[Dataset entries — start]

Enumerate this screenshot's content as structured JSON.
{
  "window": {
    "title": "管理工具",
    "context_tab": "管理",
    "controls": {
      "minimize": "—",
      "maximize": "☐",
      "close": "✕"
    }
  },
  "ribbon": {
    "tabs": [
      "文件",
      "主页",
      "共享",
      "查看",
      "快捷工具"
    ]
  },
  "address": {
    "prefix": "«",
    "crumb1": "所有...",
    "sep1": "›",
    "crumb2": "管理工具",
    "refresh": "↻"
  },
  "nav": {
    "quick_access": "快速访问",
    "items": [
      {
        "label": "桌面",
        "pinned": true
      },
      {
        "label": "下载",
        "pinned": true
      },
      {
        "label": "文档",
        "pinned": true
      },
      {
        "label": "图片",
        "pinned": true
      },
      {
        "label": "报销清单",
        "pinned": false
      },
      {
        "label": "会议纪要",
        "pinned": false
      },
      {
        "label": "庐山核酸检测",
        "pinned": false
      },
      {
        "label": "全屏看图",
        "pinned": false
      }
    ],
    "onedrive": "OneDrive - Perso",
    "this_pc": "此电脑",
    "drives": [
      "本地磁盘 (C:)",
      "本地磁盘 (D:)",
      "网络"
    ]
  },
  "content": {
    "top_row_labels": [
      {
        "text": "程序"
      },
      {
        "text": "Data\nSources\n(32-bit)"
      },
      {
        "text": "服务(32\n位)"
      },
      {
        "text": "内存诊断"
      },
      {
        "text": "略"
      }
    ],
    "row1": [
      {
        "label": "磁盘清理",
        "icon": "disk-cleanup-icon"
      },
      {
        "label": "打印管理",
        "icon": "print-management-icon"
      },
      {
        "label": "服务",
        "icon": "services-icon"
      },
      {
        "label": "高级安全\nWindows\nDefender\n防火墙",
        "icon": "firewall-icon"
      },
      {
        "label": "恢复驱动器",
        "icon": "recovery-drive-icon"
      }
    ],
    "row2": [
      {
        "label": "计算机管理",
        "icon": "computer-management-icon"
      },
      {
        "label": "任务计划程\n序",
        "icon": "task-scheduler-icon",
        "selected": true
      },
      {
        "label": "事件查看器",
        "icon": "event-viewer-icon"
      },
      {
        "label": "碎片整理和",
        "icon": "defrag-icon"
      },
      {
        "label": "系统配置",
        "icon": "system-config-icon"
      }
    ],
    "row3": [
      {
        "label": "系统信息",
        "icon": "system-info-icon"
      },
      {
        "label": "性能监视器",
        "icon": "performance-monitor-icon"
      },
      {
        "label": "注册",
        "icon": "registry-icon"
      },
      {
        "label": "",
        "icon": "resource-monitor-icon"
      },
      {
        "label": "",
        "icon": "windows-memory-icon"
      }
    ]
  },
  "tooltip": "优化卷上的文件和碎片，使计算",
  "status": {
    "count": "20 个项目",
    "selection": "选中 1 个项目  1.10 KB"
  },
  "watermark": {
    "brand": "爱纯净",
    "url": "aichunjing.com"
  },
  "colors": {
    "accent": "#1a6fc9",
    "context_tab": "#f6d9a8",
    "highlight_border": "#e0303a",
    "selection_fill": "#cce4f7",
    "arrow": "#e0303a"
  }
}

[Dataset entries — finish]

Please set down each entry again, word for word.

Enumerate this screenshot's content as structured JSON.
{
  "window": {
    "title": "管理工具",
    "context_tab": "管理",
    "controls": {
      "minimize": "—",
      "maximize": "☐",
      "close": "✕"
    }
  },
  "ribbon": {
    "tabs": [
      "文件",
      "主页",
      "共享",
      "查看",
      "快捷工具"
    ]
  },
  "address": {
    "prefix": "«",
    "crumb1": "所有...",
    "sep1": "›",
    "crumb2": "管理工具",
    "refresh": "↻"
  },
  "nav": {
    "quick_access": "快速访问",
    "items": [
      {
        "label": "桌面",
        "pinned": true
      },
      {
        "label": "下载",
        "pinned": true
      },
      {
        "label": "文档",
        "pinned": true
      },
      {
        "label": "图片",
        "pinned": true
      },
      {
        "label": "报销清单",
        "pinned": false
      },
      {
        "label": "会议纪要",
        "pinned": false
      },
      {
        "label": "庐山核酸检测",
        "pinned": false
      },
      {
        "label": "全屏看图",
        "pinned": false
      }
    ],
    "onedrive": "OneDrive - Perso",
    "this_pc": "此电脑",
    "drives": [
      "本地磁盘 (C:)",
      "本地磁盘 (D:)",
      "网络"
    ]
  },
  "content": {
    "top_row_labels": [
      {
        "text": "程序"
      },
      {
        "text": "Data\nSources\n(32-bit)"
      },
      {
        "text": "服务(32\n位)"
      },
      {
        "text": "内存诊断"
      },
      {
        "text": "略"
      }
    ],
    "row1": [
      {
        "label": "磁盘清理",
        "icon": "disk-cleanup-icon"
      },
      {
        "label": "打印管理",
        "icon": "print-management-icon"
      },
      {
        "label": "服务",
        "icon": "services-icon"
      },
      {
        "label": "高级安全\nWindows\nDefender\n防火墙",
        "icon": "firewall-icon"
      },
      {
        "label": "恢复驱动器",
        "icon": "recovery-drive-icon"
      }
    ],
    "row2": [
      {
        "label": "计算机管理",
        "icon": "computer-management-icon"
      },
      {
        "label": "任务计划程\n序",
        "icon": "task-scheduler-icon",
        "selected": true
      },
      {
        "label": "事件查看器",
        "icon": "event-viewer-icon"
      },
      {
        "label": "碎片整理和",
        "icon": "defrag-icon"
      },
      {
        "label": "系统配置",
        "icon": "system-config-icon"
      }
    ],
    "row3": [
      {
        "label": "系统信息",
        "icon": "system-info-icon"
      },
      {
        "label": "性能监视器",
        "icon": "performance-monitor-icon"
      },
      {
        "label": "注册",
        "icon": "registry-icon"
      },
      {
        "label": "",
        "icon": "resource-monitor-icon"
      },
      {
        "label": "",
        "icon": "windows-memory-icon"
      }
    ]
  },
  "tooltip": "优化卷上的文件和碎片，使计算",
  "status": {
    "count": "20 个项目",
    "selection": "选中 1 个项目  1.10 KB"
  },
  "watermark": {
    "brand": "爱纯净",
    "url": "aichunjing.com"
  },
  "colors": {
    "accent": "#1a6fc9",
    "context_tab": "#f6d9a8",
    "highlight_border": "#e0303a",
    "selection_fill": "#cce4f7",
    "arrow": "#e0303a"
  }
}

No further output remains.